This claim was brought by the owner of the yacht Galatea which had caught fire at its mooring in the Athens Marina in December 2011. It was damaged beyond economic repair. The vessel was insured against all risks at an agreed value of €13 million. There was no dispute that there was a fortuity giving rise to a valid claim under the policy but insurers defended the claim in relation to its overvaluation which it asserted its value was no more than €7 million to €8 million. (At the time when the policy was concluded, the yacht was being advertised for sale for €8 million). None of the material relating to the owner's knowledge in the lead up to placing the insurance concerning the vessel's value had been disclosed to the insurer.
The insurer had accordingly avoided the policy on the grounds of non-disclosure and/or relied on misrepresentation in the proposal form concerning values.
The claimant joined the producing broker and the English broker who had placed the insurance in the London market. Both brokers denied that they had been negligent.
Leggatt J found that the divergence between the price at which the vessel had been put on the market for sale and the value for which it was insured came about by accident rather than design.
The decision on non-disclosure was made in the light of section 18 of the Marine Insurance Act 1906, that is the provision which is identical to section 24(1) of the Marine Insurance Act 1909 in Australia. Leggatt J found that the fact that the yacht was being marketed with an asking price of €8 million when the claimant was seeking to insure the yacht for €13 million was "obviously material" and a "prudent insurer would undoubtedly want to take this information into account in assessing the risk and to know on what basis, if any, the owner thought it justifiable that he should be paid €13 million under the insurance contract if the vessel was lost when he would apparently be happy to dispose of the vessel for a sale price of (at most) €8 million."

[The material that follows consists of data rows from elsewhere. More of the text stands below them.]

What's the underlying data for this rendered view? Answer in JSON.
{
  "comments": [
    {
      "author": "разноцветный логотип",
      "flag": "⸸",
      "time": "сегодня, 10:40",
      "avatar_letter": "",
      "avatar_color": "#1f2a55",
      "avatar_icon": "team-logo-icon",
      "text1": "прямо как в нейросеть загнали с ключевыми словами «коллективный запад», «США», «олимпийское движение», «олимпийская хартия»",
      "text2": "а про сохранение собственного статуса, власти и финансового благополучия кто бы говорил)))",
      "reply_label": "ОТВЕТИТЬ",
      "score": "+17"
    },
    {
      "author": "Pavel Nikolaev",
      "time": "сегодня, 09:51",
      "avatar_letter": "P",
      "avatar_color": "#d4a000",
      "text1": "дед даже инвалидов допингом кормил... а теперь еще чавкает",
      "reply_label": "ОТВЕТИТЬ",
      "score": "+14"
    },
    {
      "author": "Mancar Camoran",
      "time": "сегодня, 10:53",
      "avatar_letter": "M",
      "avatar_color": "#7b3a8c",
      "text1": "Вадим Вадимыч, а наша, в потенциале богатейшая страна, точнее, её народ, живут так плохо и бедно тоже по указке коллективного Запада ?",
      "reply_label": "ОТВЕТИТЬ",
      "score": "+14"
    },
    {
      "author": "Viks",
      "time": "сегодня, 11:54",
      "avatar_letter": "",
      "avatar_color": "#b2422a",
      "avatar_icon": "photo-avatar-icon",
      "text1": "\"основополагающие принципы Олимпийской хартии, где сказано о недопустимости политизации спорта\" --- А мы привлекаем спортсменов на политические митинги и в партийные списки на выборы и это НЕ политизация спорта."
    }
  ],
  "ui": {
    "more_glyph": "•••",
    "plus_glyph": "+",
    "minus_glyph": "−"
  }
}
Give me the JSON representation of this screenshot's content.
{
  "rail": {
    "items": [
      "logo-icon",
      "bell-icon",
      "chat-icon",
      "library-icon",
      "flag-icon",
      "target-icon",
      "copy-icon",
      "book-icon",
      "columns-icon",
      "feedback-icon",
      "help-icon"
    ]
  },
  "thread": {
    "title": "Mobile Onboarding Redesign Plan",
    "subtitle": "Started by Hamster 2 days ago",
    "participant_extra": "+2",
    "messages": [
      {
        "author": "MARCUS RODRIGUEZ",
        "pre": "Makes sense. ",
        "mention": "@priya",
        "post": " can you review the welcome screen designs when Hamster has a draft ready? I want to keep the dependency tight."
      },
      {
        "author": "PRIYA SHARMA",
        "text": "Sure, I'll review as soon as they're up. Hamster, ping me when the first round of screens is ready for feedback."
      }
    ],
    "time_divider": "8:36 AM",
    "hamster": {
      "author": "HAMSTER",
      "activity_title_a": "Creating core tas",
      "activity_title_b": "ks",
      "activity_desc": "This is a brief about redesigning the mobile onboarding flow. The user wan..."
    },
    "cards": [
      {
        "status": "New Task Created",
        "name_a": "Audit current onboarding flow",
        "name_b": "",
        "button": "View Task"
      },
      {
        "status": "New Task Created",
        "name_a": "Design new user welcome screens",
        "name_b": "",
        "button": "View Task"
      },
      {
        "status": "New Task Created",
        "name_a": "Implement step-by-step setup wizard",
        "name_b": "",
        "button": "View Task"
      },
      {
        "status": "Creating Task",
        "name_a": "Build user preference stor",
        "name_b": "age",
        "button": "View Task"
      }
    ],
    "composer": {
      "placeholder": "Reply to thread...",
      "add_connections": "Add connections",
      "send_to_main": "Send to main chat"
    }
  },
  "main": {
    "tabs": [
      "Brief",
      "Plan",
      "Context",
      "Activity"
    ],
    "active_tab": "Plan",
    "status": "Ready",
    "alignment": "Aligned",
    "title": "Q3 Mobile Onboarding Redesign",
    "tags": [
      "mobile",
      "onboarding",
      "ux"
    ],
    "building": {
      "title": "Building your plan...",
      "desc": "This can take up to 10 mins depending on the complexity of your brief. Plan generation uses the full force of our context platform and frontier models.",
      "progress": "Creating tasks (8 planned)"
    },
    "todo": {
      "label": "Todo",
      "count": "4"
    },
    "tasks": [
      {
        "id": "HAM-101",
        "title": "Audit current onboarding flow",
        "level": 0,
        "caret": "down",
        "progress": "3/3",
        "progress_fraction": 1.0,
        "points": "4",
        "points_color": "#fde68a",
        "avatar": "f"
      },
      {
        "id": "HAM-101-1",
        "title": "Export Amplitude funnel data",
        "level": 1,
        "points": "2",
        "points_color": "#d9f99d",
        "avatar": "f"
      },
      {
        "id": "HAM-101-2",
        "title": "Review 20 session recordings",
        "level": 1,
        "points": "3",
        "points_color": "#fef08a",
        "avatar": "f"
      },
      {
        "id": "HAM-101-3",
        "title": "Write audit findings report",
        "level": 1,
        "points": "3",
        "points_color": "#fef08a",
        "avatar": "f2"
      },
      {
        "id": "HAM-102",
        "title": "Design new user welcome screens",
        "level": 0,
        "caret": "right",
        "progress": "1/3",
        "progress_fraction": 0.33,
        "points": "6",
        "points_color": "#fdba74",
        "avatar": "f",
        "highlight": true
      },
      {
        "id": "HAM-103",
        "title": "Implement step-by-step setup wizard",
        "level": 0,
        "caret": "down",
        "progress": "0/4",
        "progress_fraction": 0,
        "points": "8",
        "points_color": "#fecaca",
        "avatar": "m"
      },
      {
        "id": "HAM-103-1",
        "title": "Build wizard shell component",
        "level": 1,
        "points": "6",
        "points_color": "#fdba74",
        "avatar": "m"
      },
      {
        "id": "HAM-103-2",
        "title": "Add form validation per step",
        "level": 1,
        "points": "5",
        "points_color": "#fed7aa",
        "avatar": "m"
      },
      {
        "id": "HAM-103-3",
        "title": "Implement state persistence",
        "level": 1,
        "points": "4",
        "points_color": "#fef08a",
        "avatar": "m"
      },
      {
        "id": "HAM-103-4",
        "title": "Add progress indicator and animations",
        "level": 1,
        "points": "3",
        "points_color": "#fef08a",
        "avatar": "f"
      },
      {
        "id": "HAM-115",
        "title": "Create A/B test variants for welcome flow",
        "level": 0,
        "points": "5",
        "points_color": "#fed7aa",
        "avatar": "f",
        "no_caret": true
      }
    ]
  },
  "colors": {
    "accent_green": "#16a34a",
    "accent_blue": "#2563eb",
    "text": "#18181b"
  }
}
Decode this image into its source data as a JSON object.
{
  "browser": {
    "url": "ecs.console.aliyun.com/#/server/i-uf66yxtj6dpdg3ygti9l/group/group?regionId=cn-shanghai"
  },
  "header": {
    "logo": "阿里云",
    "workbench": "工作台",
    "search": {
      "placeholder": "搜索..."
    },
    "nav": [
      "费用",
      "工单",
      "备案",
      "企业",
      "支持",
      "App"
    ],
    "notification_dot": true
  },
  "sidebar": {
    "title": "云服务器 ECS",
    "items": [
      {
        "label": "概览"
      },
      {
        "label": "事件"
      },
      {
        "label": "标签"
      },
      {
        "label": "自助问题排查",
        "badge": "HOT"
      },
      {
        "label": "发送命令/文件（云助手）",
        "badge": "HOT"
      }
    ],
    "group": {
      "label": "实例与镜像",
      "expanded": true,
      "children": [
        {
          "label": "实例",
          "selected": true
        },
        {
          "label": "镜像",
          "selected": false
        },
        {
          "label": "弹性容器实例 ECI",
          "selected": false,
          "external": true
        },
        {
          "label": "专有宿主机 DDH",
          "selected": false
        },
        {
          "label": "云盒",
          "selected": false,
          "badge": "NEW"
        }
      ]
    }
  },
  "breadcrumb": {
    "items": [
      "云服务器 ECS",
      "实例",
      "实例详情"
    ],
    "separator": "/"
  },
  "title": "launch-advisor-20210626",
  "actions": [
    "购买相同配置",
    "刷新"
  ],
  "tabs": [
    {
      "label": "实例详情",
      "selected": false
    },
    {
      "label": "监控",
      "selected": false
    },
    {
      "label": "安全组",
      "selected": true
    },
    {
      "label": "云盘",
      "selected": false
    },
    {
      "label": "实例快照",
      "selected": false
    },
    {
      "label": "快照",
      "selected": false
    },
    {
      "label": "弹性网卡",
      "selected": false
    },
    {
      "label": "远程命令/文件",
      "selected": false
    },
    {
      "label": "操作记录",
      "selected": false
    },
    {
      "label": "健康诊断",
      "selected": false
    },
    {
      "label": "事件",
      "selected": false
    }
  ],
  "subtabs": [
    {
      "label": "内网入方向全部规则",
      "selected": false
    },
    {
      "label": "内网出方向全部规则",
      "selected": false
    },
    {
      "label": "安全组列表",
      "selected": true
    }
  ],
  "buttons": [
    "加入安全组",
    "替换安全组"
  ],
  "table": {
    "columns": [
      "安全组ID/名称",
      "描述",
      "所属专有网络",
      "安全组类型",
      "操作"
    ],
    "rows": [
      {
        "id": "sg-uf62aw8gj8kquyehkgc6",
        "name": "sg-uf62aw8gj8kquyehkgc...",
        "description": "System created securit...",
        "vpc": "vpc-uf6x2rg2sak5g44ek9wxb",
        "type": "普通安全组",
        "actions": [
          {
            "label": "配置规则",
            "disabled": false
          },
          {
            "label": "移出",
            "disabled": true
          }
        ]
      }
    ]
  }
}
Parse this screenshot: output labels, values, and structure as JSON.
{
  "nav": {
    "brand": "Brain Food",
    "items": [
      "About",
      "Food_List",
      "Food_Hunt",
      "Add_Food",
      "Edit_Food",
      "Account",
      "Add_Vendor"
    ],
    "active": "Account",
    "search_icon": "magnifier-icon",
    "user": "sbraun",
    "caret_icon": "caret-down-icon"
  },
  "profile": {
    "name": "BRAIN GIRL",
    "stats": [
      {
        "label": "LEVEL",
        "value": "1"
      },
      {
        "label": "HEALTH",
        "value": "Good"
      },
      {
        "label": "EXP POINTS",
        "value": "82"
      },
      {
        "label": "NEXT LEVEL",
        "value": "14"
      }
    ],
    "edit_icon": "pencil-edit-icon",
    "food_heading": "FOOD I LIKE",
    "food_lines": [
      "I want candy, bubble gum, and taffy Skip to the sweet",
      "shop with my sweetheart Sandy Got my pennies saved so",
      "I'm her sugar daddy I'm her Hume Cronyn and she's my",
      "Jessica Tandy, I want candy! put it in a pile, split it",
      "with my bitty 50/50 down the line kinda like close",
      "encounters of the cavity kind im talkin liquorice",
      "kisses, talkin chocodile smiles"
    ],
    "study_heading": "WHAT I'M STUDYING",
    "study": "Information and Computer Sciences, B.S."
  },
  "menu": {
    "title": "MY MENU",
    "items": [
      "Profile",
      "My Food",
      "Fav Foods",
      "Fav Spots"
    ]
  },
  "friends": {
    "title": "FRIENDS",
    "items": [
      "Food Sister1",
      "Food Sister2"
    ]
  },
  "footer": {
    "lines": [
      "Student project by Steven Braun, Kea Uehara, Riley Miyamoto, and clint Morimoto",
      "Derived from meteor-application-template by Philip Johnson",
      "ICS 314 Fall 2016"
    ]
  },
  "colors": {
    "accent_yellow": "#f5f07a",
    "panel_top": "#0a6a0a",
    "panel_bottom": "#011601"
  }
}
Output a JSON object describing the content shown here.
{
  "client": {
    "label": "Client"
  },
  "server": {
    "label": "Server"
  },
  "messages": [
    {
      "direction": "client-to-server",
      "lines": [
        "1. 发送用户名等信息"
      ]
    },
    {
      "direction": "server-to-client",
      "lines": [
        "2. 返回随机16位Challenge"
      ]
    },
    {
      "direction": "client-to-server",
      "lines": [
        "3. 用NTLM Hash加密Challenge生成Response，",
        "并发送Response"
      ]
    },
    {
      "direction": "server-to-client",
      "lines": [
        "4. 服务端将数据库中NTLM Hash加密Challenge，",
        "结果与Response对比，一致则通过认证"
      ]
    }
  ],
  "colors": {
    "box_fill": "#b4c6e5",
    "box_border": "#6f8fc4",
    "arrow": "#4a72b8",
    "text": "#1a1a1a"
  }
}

The insurers were successful on their non-disclosure defence but unsuccessful on their misrepresentation argument.
The producing broker was found to have owed a duty of care to the claimant in contract and tort and was in breach of those duties, having failed to take care to ensure that the proposal form for insurance of the yacht stated its opinion of the market value of the yacht. That breach of duty caused the claimant to enter into a voidable contract to insure the yacht for €13 million instead of a valid contract to insure the yacht for €8 million. The placing broker, OAMPS, was found not to have owed any duty of care directed to the claimant and did not commit any breach of duty of care which it owed to AIS. The damages which the claimant was entitled to recover against AIS was limited to €2 million, that being the amount which it might have recovered under Section B of the policy.
Our latest marine insurance publications
The marine insurance market establishes loss that is not actual total loss by defining it as constructive total loss. However, shipowners who wish to make this type of claim must give their insurers notice of unconditional abandonment and give up possession to the insurer or risk having it treated as a partial loss. (Published by Stuart Hetherington and Julian Peake on 22 March 2016.)
The rising number of piracy attacks near West Africa and South East Asia means that ship owners, charterers, carriers and importers need to consider this risk and possible consequences such as ransom payments and off-hire events in their insurance arrangements and charter agreements. (Published by Stuart Hetherington, Andrew Tulloch and Julian Peake on 23 May 2016.)
The content of this article is intended to provide a general guide to the subject matter. Specialist advice should be sought about your specific circumstances.